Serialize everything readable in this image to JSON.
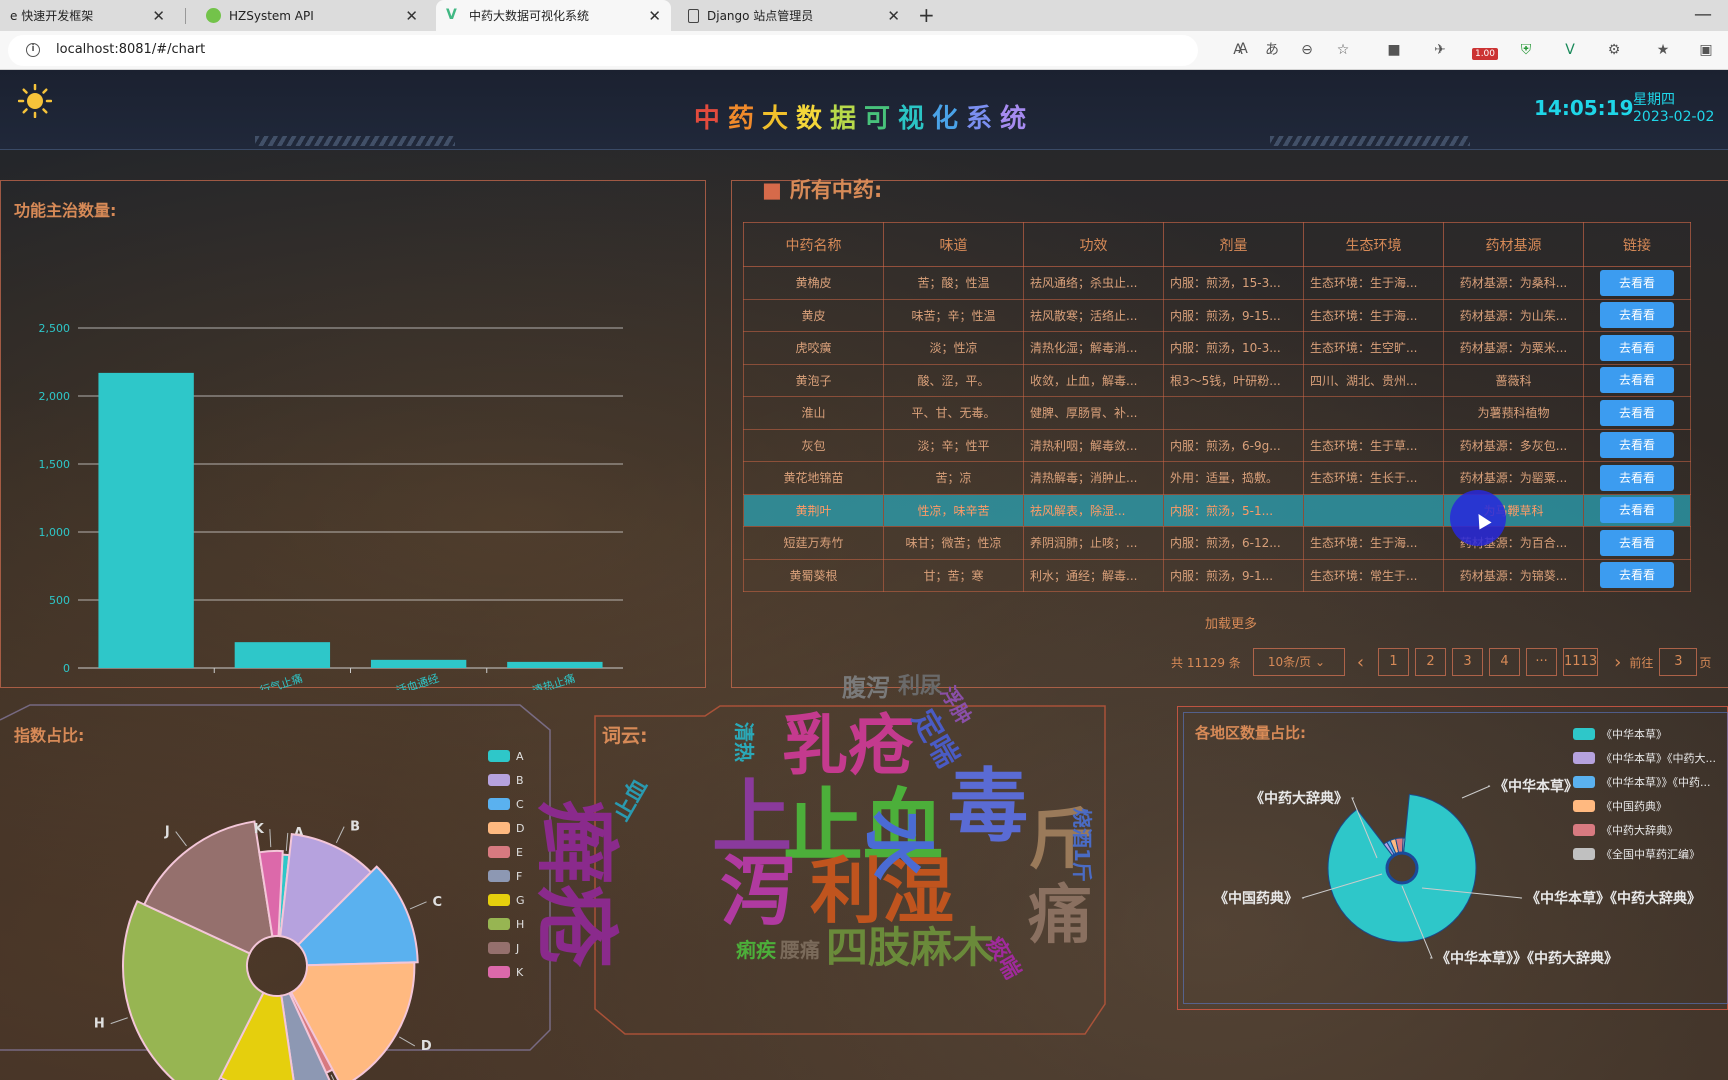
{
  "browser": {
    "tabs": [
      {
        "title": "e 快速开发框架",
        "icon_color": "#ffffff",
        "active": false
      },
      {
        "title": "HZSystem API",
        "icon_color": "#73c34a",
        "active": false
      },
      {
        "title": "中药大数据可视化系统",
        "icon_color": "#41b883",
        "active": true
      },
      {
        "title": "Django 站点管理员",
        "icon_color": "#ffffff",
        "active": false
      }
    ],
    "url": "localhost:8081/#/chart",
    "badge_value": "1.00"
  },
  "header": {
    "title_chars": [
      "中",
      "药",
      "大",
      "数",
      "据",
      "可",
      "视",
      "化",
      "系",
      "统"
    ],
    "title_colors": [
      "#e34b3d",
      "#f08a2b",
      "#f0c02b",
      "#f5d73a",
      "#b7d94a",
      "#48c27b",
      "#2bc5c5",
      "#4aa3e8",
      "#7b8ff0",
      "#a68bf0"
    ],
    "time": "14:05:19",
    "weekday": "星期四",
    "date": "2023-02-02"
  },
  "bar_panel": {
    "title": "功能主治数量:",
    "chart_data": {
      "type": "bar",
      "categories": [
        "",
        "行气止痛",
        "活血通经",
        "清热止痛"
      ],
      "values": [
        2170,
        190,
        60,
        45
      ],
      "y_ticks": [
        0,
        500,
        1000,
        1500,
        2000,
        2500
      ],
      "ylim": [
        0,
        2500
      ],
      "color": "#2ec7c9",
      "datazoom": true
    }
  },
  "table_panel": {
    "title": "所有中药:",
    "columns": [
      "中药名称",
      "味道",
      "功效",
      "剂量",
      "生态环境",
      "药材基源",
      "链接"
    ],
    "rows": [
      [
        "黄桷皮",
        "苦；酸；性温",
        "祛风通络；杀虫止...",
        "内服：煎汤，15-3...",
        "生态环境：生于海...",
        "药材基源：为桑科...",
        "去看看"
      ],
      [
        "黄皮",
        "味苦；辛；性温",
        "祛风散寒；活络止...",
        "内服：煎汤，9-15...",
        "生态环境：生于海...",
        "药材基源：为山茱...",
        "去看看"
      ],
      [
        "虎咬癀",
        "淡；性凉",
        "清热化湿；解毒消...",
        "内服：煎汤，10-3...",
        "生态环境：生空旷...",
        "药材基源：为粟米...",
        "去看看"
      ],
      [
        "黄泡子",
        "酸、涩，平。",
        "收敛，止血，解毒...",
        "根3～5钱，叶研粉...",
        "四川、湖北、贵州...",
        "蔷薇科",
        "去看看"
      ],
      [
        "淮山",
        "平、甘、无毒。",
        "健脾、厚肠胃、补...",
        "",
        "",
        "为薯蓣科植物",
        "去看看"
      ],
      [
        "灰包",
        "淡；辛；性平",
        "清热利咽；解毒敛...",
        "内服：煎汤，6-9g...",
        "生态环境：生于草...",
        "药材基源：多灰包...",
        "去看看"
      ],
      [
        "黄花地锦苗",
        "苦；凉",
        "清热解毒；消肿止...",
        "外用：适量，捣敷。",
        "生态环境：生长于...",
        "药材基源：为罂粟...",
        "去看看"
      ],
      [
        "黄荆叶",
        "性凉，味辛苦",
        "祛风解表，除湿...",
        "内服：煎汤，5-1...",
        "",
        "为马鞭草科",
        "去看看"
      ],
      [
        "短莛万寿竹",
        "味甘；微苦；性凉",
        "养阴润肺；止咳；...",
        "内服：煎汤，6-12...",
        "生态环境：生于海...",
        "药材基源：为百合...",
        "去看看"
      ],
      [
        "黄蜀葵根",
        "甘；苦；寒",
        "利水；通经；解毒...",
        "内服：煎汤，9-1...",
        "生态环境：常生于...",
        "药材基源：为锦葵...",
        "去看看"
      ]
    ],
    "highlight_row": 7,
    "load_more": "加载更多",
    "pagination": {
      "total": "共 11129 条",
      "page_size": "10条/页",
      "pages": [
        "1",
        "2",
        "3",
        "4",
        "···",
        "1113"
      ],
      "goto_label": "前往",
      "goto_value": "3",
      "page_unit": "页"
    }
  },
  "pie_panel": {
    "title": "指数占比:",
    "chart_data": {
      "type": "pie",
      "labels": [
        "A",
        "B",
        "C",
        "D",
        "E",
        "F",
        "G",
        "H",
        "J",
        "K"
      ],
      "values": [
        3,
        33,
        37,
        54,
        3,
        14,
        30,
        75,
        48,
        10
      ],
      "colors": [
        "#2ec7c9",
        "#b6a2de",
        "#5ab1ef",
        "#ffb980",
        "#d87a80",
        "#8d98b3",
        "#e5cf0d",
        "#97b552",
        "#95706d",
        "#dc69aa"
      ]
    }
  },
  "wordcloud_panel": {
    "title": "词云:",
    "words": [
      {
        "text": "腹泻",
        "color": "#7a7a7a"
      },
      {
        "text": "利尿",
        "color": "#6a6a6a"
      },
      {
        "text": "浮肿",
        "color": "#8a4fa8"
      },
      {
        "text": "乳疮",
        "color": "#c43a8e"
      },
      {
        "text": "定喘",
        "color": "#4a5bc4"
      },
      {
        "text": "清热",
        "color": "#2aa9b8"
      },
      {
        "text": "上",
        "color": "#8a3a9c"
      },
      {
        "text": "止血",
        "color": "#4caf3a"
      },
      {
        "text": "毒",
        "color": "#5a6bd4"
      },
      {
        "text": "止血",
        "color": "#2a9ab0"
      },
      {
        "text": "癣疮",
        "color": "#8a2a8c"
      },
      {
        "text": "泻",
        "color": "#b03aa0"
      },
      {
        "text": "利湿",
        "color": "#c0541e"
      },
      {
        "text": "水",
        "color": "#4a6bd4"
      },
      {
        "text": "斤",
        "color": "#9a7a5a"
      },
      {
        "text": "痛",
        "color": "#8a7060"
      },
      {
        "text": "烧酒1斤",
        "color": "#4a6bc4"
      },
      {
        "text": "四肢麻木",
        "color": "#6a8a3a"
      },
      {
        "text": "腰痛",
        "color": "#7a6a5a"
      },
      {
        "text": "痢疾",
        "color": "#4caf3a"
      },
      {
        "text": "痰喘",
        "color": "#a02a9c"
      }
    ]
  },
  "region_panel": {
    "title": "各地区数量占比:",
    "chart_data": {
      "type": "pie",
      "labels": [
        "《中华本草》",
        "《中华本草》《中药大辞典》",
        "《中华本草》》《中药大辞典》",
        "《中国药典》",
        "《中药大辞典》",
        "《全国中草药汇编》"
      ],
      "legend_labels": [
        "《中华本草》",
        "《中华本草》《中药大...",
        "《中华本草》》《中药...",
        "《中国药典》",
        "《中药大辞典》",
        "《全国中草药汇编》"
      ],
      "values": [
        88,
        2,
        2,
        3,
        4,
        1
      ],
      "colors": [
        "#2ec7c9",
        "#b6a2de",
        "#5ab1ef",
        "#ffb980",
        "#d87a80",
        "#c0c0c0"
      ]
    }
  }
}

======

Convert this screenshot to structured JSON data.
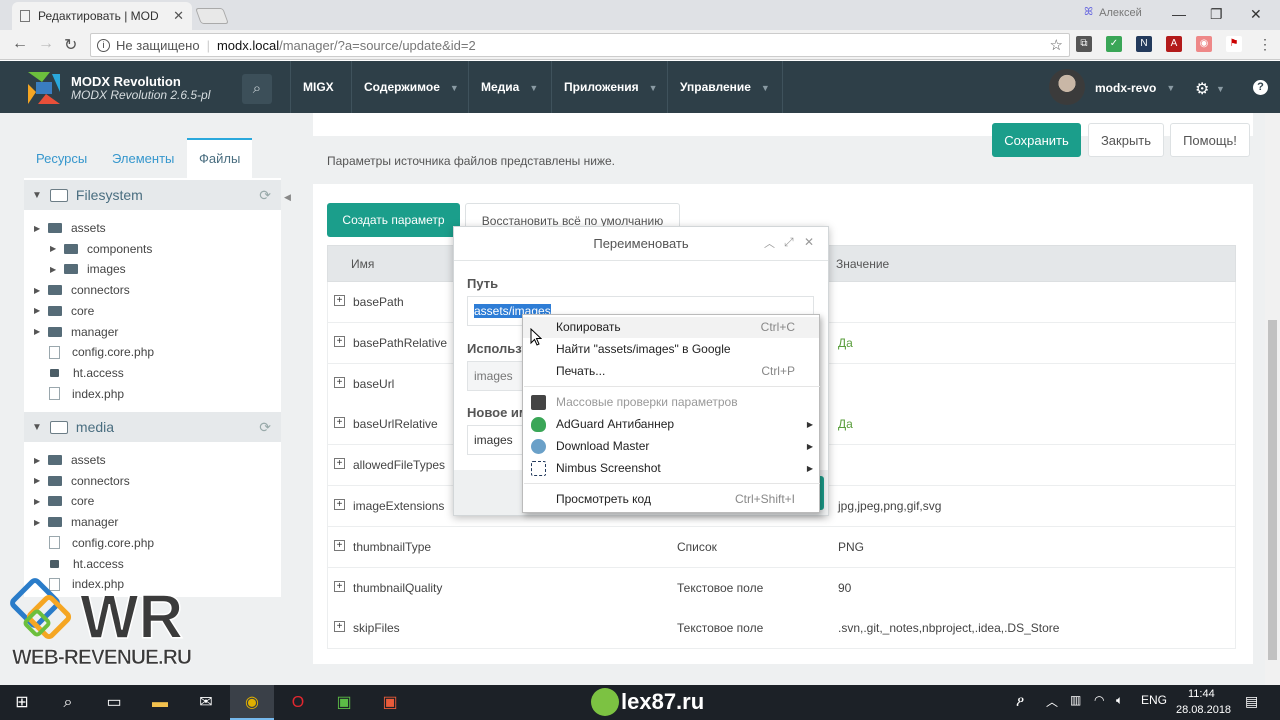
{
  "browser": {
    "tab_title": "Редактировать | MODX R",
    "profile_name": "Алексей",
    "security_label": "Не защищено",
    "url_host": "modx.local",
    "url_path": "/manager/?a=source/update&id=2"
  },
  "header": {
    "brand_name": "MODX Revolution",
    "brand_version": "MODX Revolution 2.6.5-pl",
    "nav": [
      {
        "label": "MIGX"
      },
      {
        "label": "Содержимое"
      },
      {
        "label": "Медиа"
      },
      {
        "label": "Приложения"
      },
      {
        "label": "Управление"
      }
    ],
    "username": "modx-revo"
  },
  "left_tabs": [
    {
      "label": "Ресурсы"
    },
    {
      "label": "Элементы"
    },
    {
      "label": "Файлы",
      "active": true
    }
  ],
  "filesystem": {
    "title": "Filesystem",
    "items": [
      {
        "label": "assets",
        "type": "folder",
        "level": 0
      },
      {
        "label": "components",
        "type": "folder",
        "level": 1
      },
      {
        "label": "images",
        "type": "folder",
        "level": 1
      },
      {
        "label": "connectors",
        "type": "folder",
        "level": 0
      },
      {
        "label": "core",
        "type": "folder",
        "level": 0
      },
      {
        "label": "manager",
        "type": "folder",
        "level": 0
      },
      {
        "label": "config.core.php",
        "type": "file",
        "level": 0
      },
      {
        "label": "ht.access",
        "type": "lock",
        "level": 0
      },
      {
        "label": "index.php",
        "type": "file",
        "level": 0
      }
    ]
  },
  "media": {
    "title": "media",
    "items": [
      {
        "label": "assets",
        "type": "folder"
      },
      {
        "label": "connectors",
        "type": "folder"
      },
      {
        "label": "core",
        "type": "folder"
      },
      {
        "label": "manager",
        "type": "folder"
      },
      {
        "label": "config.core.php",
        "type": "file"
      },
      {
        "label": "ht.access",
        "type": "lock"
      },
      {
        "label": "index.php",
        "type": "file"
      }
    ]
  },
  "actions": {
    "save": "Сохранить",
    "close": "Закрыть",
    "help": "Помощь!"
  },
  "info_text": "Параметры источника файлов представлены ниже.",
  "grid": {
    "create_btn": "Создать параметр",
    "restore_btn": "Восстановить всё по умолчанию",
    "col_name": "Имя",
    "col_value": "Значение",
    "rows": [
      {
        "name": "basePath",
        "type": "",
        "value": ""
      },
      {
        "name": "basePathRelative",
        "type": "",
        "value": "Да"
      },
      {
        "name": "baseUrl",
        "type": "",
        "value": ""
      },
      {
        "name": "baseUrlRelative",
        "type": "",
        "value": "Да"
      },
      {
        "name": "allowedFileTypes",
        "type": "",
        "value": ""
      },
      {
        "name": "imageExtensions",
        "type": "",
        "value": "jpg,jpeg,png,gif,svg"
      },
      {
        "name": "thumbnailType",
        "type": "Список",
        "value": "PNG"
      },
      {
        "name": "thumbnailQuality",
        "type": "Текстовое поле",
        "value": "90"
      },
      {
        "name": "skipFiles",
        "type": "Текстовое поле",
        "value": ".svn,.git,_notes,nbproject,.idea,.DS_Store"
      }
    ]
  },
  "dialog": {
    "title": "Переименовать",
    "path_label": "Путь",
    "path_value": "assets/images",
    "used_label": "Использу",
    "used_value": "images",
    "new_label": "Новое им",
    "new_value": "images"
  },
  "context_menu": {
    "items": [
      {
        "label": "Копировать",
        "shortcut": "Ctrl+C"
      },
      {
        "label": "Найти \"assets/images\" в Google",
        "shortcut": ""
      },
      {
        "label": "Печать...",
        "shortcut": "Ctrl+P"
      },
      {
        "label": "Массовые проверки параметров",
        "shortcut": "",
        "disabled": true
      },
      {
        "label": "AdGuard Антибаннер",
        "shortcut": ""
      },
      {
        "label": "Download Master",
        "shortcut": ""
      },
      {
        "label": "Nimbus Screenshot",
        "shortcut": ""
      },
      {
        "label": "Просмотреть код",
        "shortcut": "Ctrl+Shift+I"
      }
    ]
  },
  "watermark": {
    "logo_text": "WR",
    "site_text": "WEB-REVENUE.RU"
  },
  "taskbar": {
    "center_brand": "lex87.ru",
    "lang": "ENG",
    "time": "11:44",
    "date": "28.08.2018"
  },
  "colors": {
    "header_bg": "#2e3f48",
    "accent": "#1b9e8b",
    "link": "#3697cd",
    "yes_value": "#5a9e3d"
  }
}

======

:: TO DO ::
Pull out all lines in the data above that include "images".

:: TASK RESULT ::
        "label": "images",
    "path_value": "assets/images",
    "used_value": "images",
    "new_value": "images"
        "label": "Найти \"assets/images\" в Google",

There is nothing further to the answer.